Work to be completed: Nothing in the listing may change. Repeat all of it.

Dataset records:
####################

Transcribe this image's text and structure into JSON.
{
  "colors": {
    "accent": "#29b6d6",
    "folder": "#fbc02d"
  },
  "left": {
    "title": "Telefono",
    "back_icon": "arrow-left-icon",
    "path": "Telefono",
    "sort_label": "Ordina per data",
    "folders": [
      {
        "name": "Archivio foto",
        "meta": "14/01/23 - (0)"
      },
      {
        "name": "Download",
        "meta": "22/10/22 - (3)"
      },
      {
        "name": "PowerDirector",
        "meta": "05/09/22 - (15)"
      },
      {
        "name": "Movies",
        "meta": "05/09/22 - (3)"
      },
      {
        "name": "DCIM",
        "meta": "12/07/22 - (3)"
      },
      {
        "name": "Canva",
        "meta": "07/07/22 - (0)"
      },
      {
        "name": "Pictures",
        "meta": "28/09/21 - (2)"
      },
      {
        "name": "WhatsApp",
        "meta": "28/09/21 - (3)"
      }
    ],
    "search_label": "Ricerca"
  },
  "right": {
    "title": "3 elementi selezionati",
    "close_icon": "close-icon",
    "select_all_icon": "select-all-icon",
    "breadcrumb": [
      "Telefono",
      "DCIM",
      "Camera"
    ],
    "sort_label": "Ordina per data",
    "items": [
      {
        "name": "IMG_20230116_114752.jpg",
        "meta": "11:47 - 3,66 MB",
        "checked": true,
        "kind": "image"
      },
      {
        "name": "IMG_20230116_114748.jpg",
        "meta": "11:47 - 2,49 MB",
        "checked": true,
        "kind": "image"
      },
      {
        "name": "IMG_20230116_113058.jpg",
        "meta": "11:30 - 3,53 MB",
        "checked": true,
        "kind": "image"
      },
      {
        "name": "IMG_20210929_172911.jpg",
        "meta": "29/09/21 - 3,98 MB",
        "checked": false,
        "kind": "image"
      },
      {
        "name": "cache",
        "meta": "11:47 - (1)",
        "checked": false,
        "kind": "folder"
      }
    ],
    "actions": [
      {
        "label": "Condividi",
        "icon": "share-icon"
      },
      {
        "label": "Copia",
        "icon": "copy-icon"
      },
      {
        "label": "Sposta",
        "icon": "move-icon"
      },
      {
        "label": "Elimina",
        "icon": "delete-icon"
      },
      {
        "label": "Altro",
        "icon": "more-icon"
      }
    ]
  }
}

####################

The completed task:
Transcribe this image's text and structure into JSON.
{
  "colors": {
    "accent": "#29b6d6",
    "folder": "#fbc02d"
  },
  "left": {
    "title": "Telefono",
    "back_icon": "arrow-left-icon",
    "path": "Telefono",
    "sort_label": "Ordina per data",
    "folders": [
      {
        "name": "Archivio foto",
        "meta": "14/01/23 - (0)"
      },
      {
        "name": "Download",
        "meta": "22/10/22 - (3)"
      },
      {
        "name": "PowerDirector",
        "meta": "05/09/22 - (15)"
      },
      {
        "name": "Movies",
        "meta": "05/09/22 - (3)"
      },
      {
        "name": "DCIM",
        "meta": "12/07/22 - (3)"
      },
      {
        "name": "Canva",
        "meta": "07/07/22 - (0)"
      },
      {
        "name": "Pictures",
        "meta": "28/09/21 - (2)"
      },
      {
        "name": "WhatsApp",
        "meta": "28/09/21 - (3)"
      }
    ],
    "search_label": "Ricerca"
  },
  "right": {
    "title": "3 elementi selezionati",
    "close_icon": "close-icon",
    "select_all_icon": "select-all-icon",
    "breadcrumb": [
      "Telefono",
      "DCIM",
      "Camera"
    ],
    "sort_label": "Ordina per data",
    "items": [
      {
        "name": "IMG_20230116_114752.jpg",
        "meta": "11:47 - 3,66 MB",
        "checked": true,
        "kind": "image"
      },
      {
        "name": "IMG_20230116_114748.jpg",
        "meta": "11:47 - 2,49 MB",
        "checked": true,
        "kind": "image"
      },
      {
        "name": "IMG_20230116_113058.jpg",
        "meta": "11:30 - 3,53 MB",
        "checked": true,
        "kind": "image"
      },
      {
        "name": "IMG_20210929_172911.jpg",
        "meta": "29/09/21 - 3,98 MB",
        "checked": false,
        "kind": "image"
      },
      {
        "name": "cache",
        "meta": "11:47 - (1)",
        "checked": false,
        "kind": "folder"
      }
    ],
    "actions": [
      {
        "label": "Condividi",
        "icon": "share-icon"
      },
      {
        "label": "Copia",
        "icon": "copy-icon"
      },
      {
        "label": "Sposta",
        "icon": "move-icon"
      },
      {
        "label": "Elimina",
        "icon": "delete-icon"
      },
      {
        "label": "Altro",
        "icon": "more-icon"
      }
    ]
  }
}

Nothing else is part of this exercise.